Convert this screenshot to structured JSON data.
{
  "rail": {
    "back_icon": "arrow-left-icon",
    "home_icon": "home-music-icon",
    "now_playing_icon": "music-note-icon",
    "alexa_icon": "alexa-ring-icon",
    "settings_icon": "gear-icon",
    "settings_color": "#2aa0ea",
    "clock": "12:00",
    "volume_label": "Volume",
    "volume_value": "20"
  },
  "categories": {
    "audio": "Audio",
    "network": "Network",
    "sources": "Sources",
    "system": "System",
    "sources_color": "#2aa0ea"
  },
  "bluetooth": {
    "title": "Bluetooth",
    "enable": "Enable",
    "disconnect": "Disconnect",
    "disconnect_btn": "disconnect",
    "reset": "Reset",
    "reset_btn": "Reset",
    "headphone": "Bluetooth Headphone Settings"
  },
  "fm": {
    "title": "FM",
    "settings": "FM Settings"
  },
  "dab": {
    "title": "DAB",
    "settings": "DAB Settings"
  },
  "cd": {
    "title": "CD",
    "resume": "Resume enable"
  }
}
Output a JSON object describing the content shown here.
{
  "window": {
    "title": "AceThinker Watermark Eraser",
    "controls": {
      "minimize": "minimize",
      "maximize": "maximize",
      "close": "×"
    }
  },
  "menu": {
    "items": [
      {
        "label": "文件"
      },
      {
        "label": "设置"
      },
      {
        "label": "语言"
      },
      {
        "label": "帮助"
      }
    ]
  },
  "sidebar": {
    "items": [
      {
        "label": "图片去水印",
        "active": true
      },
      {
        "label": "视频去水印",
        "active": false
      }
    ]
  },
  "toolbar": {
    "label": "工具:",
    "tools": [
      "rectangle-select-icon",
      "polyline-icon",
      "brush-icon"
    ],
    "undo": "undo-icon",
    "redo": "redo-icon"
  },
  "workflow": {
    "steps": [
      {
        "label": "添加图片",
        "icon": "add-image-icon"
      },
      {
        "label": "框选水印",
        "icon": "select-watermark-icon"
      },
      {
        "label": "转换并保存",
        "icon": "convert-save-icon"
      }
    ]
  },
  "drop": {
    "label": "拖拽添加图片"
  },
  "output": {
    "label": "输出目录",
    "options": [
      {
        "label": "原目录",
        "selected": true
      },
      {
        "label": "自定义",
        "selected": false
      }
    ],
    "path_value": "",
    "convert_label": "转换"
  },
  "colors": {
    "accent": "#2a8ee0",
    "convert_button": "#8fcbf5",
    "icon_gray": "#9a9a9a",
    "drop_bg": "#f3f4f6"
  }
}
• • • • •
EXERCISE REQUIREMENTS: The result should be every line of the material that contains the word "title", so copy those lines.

SOLUTION BELOW:
    "title": "Bluetooth",
    "title": "FM",
    "title": "DAB",
    "title": "CD",
    "title": "AceThinker Watermark Eraser",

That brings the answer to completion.